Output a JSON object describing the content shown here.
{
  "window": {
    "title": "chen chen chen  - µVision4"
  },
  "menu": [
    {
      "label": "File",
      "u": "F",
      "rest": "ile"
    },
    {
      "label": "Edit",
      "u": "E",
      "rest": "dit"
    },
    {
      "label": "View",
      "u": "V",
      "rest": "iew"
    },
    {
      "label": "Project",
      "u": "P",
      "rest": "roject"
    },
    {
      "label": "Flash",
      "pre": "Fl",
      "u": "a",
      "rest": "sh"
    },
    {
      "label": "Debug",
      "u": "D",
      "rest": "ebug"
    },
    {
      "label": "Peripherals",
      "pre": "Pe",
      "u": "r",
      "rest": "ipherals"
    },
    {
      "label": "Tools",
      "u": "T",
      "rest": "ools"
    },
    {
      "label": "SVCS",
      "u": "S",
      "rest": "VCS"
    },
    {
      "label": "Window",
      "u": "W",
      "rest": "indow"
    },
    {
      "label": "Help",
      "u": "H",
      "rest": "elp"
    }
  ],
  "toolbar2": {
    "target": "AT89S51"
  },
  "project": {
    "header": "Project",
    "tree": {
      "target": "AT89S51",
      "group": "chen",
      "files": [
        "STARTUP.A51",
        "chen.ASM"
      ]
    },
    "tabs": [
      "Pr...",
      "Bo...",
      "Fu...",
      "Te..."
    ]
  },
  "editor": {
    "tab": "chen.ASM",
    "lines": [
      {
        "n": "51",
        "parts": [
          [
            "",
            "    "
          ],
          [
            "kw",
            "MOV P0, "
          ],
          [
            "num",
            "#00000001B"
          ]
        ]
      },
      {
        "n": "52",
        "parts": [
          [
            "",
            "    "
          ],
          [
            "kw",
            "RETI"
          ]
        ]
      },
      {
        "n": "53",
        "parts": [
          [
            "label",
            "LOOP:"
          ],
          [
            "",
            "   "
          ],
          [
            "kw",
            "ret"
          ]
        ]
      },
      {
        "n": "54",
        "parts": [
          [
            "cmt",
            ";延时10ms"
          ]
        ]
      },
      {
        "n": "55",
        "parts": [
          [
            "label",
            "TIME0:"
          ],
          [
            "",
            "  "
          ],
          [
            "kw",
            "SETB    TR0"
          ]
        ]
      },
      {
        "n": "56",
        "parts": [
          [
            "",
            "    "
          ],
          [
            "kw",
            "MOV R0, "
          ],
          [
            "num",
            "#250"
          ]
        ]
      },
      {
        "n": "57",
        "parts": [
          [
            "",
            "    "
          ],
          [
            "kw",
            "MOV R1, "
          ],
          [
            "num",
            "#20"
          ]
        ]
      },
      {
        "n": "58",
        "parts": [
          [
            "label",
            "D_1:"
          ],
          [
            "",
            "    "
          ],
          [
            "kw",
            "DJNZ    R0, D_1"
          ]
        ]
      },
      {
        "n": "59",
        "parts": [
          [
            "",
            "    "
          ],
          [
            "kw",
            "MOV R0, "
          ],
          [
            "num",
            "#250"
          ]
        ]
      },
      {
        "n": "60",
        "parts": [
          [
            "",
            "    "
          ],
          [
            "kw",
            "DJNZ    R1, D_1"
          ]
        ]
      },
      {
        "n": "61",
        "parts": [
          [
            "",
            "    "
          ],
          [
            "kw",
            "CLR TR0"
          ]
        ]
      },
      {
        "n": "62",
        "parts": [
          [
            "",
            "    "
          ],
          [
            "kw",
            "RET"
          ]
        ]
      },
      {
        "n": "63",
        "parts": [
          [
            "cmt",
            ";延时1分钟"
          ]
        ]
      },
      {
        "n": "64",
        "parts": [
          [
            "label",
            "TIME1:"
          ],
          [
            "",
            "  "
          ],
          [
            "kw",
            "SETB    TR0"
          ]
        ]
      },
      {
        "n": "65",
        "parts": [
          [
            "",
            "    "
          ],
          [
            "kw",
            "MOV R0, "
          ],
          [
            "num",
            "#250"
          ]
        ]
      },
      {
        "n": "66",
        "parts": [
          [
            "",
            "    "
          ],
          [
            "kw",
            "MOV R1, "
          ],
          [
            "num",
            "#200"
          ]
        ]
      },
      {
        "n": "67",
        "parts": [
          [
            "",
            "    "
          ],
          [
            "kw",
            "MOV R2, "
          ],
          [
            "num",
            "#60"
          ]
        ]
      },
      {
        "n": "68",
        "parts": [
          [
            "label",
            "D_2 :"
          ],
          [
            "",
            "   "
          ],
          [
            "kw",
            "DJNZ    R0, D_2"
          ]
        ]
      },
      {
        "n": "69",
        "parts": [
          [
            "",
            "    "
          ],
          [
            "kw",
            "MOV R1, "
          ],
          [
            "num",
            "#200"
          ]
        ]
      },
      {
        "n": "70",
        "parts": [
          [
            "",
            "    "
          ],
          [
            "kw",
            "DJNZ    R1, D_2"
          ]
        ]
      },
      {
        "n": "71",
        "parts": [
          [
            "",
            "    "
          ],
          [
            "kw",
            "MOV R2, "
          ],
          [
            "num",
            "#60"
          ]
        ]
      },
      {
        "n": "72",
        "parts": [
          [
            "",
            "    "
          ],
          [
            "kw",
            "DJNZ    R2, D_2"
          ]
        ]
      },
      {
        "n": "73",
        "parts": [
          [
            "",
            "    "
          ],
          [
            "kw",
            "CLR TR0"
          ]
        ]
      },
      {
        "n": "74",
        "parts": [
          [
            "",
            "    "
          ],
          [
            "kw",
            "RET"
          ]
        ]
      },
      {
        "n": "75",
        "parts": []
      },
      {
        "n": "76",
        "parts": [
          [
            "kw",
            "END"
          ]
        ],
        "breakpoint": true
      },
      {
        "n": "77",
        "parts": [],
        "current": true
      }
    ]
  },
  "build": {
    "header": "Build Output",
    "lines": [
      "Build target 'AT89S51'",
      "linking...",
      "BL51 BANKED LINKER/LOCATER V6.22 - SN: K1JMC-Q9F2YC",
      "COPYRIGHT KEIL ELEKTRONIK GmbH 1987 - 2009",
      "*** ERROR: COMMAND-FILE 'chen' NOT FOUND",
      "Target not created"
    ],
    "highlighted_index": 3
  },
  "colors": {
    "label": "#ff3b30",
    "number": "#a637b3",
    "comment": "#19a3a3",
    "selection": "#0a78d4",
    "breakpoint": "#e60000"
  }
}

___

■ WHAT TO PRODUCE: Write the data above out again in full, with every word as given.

■ EXPECTED ANSWER:
Output a JSON object describing the content shown here.
{
  "window": {
    "title": "chen chen chen  - µVision4"
  },
  "menu": [
    {
      "label": "File",
      "u": "F",
      "rest": "ile"
    },
    {
      "label": "Edit",
      "u": "E",
      "rest": "dit"
    },
    {
      "label": "View",
      "u": "V",
      "rest": "iew"
    },
    {
      "label": "Project",
      "u": "P",
      "rest": "roject"
    },
    {
      "label": "Flash",
      "pre": "Fl",
      "u": "a",
      "rest": "sh"
    },
    {
      "label": "Debug",
      "u": "D",
      "rest": "ebug"
    },
    {
      "label": "Peripherals",
      "pre": "Pe",
      "u": "r",
      "rest": "ipherals"
    },
    {
      "label": "Tools",
      "u": "T",
      "rest": "ools"
    },
    {
      "label": "SVCS",
      "u": "S",
      "rest": "VCS"
    },
    {
      "label": "Window",
      "u": "W",
      "rest": "indow"
    },
    {
      "label": "Help",
      "u": "H",
      "rest": "elp"
    }
  ],
  "toolbar2": {
    "target": "AT89S51"
  },
  "project": {
    "header": "Project",
    "tree": {
      "target": "AT89S51",
      "group": "chen",
      "files": [
        "STARTUP.A51",
        "chen.ASM"
      ]
    },
    "tabs": [
      "Pr...",
      "Bo...",
      "Fu...",
      "Te..."
    ]
  },
  "editor": {
    "tab": "chen.ASM",
    "lines": [
      {
        "n": "51",
        "parts": [
          [
            "",
            "    "
          ],
          [
            "kw",
            "MOV P0, "
          ],
          [
            "num",
            "#00000001B"
          ]
        ]
      },
      {
        "n": "52",
        "parts": [
          [
            "",
            "    "
          ],
          [
            "kw",
            "RETI"
          ]
        ]
      },
      {
        "n": "53",
        "parts": [
          [
            "label",
            "LOOP:"
          ],
          [
            "",
            "   "
          ],
          [
            "kw",
            "ret"
          ]
        ]
      },
      {
        "n": "54",
        "parts": [
          [
            "cmt",
            ";延时10ms"
          ]
        ]
      },
      {
        "n": "55",
        "parts": [
          [
            "label",
            "TIME0:"
          ],
          [
            "",
            "  "
          ],
          [
            "kw",
            "SETB    TR0"
          ]
        ]
      },
      {
        "n": "56",
        "parts": [
          [
            "",
            "    "
          ],
          [
            "kw",
            "MOV R0, "
          ],
          [
            "num",
            "#250"
          ]
        ]
      },
      {
        "n": "57",
        "parts": [
          [
            "",
            "    "
          ],
          [
            "kw",
            "MOV R1, "
          ],
          [
            "num",
            "#20"
          ]
        ]
      },
      {
        "n": "58",
        "parts": [
          [
            "label",
            "D_1:"
          ],
          [
            "",
            "    "
          ],
          [
            "kw",
            "DJNZ    R0, D_1"
          ]
        ]
      },
      {
        "n": "59",
        "parts": [
          [
            "",
            "    "
          ],
          [
            "kw",
            "MOV R0, "
          ],
          [
            "num",
            "#250"
          ]
        ]
      },
      {
        "n": "60",
        "parts": [
          [
            "",
            "    "
          ],
          [
            "kw",
            "DJNZ    R1, D_1"
          ]
        ]
      },
      {
        "n": "61",
        "parts": [
          [
            "",
            "    "
          ],
          [
            "kw",
            "CLR TR0"
          ]
        ]
      },
      {
        "n": "62",
        "parts": [
          [
            "",
            "    "
          ],
          [
            "kw",
            "RET"
          ]
        ]
      },
      {
        "n": "63",
        "parts": [
          [
            "cmt",
            ";延时1分钟"
          ]
        ]
      },
      {
        "n": "64",
        "parts": [
          [
            "label",
            "TIME1:"
          ],
          [
            "",
            "  "
          ],
          [
            "kw",
            "SETB    TR0"
          ]
        ]
      },
      {
        "n": "65",
        "parts": [
          [
            "",
            "    "
          ],
          [
            "kw",
            "MOV R0, "
          ],
          [
            "num",
            "#250"
          ]
        ]
      },
      {
        "n": "66",
        "parts": [
          [
            "",
            "    "
          ],
          [
            "kw",
            "MOV R1, "
          ],
          [
            "num",
            "#200"
          ]
        ]
      },
      {
        "n": "67",
        "parts": [
          [
            "",
            "    "
          ],
          [
            "kw",
            "MOV R2, "
          ],
          [
            "num",
            "#60"
          ]
        ]
      },
      {
        "n": "68",
        "parts": [
          [
            "label",
            "D_2 :"
          ],
          [
            "",
            "   "
          ],
          [
            "kw",
            "DJNZ    R0, D_2"
          ]
        ]
      },
      {
        "n": "69",
        "parts": [
          [
            "",
            "    "
          ],
          [
            "kw",
            "MOV R1, "
          ],
          [
            "num",
            "#200"
          ]
        ]
      },
      {
        "n": "70",
        "parts": [
          [
            "",
            "    "
          ],
          [
            "kw",
            "DJNZ    R1, D_2"
          ]
        ]
      },
      {
        "n": "71",
        "parts": [
          [
            "",
            "    "
          ],
          [
            "kw",
            "MOV R2, "
          ],
          [
            "num",
            "#60"
          ]
        ]
      },
      {
        "n": "72",
        "parts": [
          [
            "",
            "    "
          ],
          [
            "kw",
            "DJNZ    R2, D_2"
          ]
        ]
      },
      {
        "n": "73",
        "parts": [
          [
            "",
            "    "
          ],
          [
            "kw",
            "CLR TR0"
          ]
        ]
      },
      {
        "n": "74",
        "parts": [
          [
            "",
            "    "
          ],
          [
            "kw",
            "RET"
          ]
        ]
      },
      {
        "n": "75",
        "parts": []
      },
      {
        "n": "76",
        "parts": [
          [
            "kw",
            "END"
          ]
        ],
        "breakpoint": true
      },
      {
        "n": "77",
        "parts": [],
        "current": true
      }
    ]
  },
  "build": {
    "header": "Build Output",
    "lines": [
      "Build target 'AT89S51'",
      "linking...",
      "BL51 BANKED LINKER/LOCATER V6.22 - SN: K1JMC-Q9F2YC",
      "COPYRIGHT KEIL ELEKTRONIK GmbH 1987 - 2009",
      "*** ERROR: COMMAND-FILE 'chen' NOT FOUND",
      "Target not created"
    ],
    "highlighted_index": 3
  },
  "colors": {
    "label": "#ff3b30",
    "number": "#a637b3",
    "comment": "#19a3a3",
    "selection": "#0a78d4",
    "breakpoint": "#e60000"
  }
}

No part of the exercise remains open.